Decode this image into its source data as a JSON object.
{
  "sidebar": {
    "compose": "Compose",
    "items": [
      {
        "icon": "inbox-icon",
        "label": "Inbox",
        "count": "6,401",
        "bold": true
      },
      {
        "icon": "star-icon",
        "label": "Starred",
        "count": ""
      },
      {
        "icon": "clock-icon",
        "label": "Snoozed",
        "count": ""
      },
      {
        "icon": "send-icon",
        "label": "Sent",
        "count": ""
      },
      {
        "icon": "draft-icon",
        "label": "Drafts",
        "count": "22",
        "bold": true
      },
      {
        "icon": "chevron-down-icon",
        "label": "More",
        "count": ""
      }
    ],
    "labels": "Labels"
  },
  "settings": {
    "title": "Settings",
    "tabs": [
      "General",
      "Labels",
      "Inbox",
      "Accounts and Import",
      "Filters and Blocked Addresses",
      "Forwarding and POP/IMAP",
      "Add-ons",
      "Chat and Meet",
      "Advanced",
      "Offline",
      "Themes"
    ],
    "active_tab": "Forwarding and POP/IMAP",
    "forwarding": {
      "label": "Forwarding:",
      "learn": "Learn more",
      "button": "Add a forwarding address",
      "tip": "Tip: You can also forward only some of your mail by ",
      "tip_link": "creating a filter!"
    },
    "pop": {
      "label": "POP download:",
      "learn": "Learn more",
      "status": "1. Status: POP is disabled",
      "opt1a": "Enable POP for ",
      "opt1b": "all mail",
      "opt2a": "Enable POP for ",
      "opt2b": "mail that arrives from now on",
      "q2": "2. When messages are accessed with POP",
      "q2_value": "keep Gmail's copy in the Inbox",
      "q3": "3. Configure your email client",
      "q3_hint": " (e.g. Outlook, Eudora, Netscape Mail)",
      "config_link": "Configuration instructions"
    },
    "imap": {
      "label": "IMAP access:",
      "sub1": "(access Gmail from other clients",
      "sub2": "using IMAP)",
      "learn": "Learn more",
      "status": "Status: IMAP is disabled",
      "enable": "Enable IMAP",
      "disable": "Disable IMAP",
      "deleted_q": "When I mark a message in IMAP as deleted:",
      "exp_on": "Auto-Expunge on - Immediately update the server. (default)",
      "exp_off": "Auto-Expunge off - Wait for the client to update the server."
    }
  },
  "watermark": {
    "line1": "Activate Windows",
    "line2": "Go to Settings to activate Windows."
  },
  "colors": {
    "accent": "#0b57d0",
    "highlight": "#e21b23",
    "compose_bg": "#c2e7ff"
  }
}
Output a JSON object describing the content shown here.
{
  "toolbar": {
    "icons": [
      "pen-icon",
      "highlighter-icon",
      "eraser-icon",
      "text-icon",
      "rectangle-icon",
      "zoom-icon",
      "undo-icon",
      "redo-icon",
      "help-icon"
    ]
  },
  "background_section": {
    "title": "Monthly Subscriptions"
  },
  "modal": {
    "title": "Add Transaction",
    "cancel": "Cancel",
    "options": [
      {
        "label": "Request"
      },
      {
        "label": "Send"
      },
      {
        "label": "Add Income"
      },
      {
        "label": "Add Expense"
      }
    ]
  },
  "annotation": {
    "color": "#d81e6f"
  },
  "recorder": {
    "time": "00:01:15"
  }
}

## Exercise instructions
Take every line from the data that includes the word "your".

## Solution below
      "tip": "Tip: You can also forward only some of your mail by ",
      "q3": "3. Configure your email client",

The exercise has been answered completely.